For 99 years, Christians from different churches and denominations have observed the Week of Prayer for Christian Unity. This “eight day” week, or Octave, begins on January 18th and ends on January 25th, the feast of the Conversion of St. Paul. It is meant to foster the unity “of one body and one Spirit” among all those who proclaim “one Lord, one faith, one baptism” (cf. Ephesians 4: 4- 5). Such observances can help us appreciate how much already unites us as believers in the Lord Jesus Christ – and such observances remind us that the unity for which Christ prayed on the night of his passion is ultimately a grace given by God. As Christians, we must continue to ask the Lord for the gift of that grace – so that we might indeed be one “so that the world will believe”. (John 17:21)

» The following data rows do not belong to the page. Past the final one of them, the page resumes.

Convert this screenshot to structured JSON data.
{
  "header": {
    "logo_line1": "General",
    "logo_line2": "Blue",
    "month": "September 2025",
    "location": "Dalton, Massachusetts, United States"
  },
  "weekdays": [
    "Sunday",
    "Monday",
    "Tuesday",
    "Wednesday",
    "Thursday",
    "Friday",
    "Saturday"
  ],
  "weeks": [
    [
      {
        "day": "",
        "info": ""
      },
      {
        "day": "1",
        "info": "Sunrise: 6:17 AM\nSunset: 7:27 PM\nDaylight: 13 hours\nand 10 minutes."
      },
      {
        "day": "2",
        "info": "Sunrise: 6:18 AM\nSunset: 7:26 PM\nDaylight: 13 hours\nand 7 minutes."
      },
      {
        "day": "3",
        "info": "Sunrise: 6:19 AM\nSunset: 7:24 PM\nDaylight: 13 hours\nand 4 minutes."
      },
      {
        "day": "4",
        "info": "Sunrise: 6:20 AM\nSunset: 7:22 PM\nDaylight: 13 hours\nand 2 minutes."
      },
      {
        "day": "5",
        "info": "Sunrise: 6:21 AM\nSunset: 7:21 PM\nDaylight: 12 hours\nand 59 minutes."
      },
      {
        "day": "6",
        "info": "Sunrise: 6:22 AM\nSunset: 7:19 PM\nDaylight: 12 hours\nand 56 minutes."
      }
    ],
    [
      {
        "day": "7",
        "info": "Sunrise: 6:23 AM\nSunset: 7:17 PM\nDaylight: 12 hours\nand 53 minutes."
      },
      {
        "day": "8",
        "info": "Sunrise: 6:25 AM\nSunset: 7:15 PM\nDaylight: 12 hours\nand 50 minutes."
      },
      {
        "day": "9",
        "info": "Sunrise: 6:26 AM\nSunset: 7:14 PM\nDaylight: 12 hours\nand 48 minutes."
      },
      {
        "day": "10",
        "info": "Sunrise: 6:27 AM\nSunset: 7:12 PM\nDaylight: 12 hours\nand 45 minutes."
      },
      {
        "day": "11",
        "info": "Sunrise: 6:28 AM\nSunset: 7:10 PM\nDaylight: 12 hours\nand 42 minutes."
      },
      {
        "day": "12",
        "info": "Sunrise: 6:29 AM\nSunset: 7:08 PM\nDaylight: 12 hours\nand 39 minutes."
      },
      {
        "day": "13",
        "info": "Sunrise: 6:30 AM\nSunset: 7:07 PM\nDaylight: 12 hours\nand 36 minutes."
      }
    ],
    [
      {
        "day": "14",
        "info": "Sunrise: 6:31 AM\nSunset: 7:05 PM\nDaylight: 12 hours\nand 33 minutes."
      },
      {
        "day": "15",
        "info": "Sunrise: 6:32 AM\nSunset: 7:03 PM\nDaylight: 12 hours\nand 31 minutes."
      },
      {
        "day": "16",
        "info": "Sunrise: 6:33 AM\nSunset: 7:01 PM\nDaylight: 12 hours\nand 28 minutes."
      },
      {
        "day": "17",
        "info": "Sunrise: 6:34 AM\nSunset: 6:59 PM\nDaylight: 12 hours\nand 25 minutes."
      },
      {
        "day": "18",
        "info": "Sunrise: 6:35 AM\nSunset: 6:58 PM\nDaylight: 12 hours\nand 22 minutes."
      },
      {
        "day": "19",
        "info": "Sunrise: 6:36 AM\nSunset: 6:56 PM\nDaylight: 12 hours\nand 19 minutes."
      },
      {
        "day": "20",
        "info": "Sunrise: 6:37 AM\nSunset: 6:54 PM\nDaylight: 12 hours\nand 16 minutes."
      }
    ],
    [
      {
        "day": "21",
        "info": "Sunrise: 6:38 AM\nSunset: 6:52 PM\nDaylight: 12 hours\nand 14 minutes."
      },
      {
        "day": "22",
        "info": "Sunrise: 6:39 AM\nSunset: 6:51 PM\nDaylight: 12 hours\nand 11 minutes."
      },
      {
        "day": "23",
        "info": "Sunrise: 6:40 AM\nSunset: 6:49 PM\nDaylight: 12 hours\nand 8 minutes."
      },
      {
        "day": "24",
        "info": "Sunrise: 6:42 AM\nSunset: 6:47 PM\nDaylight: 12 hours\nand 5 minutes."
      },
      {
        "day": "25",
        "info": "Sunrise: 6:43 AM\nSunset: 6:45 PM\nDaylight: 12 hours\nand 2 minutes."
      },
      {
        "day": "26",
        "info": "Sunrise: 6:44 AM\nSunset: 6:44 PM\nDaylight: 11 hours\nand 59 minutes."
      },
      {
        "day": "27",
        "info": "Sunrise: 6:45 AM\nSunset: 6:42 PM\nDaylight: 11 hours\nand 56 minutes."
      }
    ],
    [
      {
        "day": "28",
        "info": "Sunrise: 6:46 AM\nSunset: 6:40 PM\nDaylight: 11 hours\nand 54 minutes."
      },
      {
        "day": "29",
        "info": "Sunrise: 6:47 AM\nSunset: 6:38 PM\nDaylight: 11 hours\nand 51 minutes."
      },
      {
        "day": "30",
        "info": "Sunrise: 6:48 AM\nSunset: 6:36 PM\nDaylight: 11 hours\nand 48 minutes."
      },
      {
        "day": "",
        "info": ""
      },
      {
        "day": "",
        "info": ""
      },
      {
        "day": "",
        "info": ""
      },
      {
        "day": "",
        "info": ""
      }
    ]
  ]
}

This year’s theme, which is selected and prepared by the Pontifical Council for Promoting Christian Unity and representatives of the World Council of Churches, is “Open our ears and loosen our tongues”. This theme is derived from Mark 7: 37: the evangelist remarks on the amazement of the crowds at the person of Jesus and his power to heal, “He even makes the deaf to hear and the mute to speak”. The theme embodies two invitations this Octave offers to Christian Churches and peoples: one, to pray and work together for Christian Unity; and two, to join together in responding to human suffering. Both responsibilities are intertwined for both relate to healing the Body of Christ wounded by human sin.
The Body of Christ is broken by the scandal of our disunity. This disunity began with the Great Schism which divided the Eastern and Western branches of the Church at the beginning of the Second Millennium in 1054 and then was followed in the 16th century by the Protestant Reformation and the resulting fragmentation of Western Christendom. Too often, as the history of the relations between Orthodox and Catholics, Catholics and Protestants shows “the gospel spirit did not always shine forth” At the beginning of the Great Jubilee Year 2000, Pope John Paul II called for a “purification of memory” through the seeking of and granting forgiveness for the sins of the members of Christ’s Body – on all sides – which lie at the cause of the ruptures and still slow the movement towards reconciliation and full communion.
Unity among all Christians is difficult because it cannot be achieved through religious indifferentism; that is, by compromising our witness to the truth. As Christians –whether Catholic, Orthodox or Protestant – we need to hear once again Jesus’ word, Ephphata, “Be opened”. Then, tongues loosened and ears opened, our ecumenical discourse about the truth will be more than a “dialog of the deaf”. In a world that is increasingly under the sway of secularism and ethical relativism, Christians need to listen to and understand one another better if we wish speak the good news with new confidence.
How long until there is the unity in faith that will permit full communion among the Churches and the various ecclesial communities is in God’s hands; yet, even now there can be great unity in charity. The same Spirit which makes us brothers and sisters in Christ also empowers us to reach out to every human being in need. In Central Florida there are edifying examples of ecumenical cooperation like Orlando’s Christian Service Center supported by a coalition of downtown churches, including St. James’ Cathedral. Also our parishes participate with Protestant denominations in faith based coalitions like FOCUS (Federation of Congregations United to Serve) in the greater Orlando area, PEACE (Polk Ecumenical Action Council) and FAITH (Fighting Against Injustice Toward Harmony) in Volusia County to promote social justice. These efforts show what can be done together – but, of course, much more can and must be done. Christ has not distanced himself from the burdens of human suffering: the closer we come to his cross in our service to those who suffer, the closer we come to each other.
Every easing of human suffering makes our oneness more visible; every step towards unity strengthens the whole body of Christ. As the Servant of God, Pope John Paul II, said, “The ecumenical journey is certainly difficult and will perhaps be long; but we are encouraged by the hope that comes from being led by the presence of the Risen One and the inexhaustible power of his Spirit always capable of new surprises.” (Novo Milennio Ineunte 12)
Please join Bishop Thomas Wenski and other Christian religious leaders for a prayer service as part of Observance of Christian Unity Week on January 25, 11:00 a.m. – 12:00 p.m. at St. James Cathedral in downtown Orlando.